ENTRIES SHOWN:
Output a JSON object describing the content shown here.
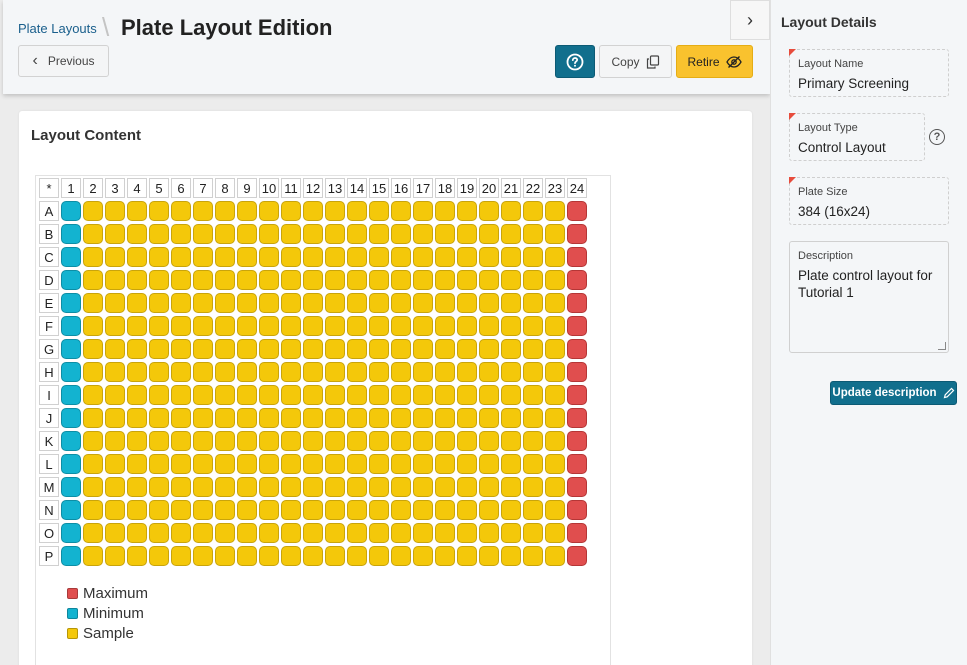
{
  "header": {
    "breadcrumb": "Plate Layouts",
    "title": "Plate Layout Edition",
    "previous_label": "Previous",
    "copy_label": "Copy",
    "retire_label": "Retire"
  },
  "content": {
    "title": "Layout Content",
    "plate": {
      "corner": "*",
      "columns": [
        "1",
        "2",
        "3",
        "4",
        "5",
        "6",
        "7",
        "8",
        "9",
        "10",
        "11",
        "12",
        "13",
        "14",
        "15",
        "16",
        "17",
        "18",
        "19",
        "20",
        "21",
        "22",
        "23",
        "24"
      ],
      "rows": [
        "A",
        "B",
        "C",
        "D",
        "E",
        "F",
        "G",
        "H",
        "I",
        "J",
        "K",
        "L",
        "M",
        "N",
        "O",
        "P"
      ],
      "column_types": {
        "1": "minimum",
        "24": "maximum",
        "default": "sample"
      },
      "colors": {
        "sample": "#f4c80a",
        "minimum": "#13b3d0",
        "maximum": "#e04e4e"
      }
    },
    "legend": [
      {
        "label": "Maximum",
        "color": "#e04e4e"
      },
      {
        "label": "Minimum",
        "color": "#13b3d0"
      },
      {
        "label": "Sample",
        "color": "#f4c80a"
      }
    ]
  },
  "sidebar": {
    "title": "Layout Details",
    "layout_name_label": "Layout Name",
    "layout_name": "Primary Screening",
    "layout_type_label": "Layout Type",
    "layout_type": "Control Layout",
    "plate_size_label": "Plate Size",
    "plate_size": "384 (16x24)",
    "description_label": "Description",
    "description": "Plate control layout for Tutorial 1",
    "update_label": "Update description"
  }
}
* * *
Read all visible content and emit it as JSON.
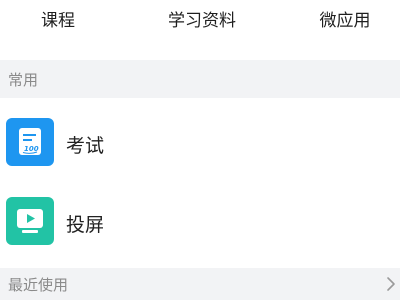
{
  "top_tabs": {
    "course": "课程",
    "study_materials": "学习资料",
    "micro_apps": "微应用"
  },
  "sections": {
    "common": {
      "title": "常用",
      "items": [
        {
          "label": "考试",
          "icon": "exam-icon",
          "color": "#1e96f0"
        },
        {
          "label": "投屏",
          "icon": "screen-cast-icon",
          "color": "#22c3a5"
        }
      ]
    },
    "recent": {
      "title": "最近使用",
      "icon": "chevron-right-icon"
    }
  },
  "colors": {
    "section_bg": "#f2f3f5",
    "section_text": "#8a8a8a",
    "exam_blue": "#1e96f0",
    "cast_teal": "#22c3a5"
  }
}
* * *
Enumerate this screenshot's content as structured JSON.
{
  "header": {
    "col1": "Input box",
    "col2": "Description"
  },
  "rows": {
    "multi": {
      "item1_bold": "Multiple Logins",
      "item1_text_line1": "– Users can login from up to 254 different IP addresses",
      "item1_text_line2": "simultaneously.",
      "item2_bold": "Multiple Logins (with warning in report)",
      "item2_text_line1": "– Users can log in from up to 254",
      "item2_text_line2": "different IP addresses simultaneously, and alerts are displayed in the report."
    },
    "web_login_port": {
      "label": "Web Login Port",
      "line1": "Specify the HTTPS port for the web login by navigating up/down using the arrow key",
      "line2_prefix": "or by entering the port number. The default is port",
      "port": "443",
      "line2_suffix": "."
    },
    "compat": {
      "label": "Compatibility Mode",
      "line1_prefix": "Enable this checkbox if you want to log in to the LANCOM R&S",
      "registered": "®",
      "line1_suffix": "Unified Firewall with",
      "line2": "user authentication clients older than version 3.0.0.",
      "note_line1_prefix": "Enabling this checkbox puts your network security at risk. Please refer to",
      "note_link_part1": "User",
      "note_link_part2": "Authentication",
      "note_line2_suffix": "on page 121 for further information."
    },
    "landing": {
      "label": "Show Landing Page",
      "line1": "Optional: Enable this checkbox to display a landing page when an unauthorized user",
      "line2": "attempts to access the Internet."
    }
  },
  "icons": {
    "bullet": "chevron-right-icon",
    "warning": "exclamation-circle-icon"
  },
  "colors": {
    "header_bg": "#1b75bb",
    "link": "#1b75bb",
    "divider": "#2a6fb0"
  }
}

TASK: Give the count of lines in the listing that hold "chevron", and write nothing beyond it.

ANSWER SECTION: 2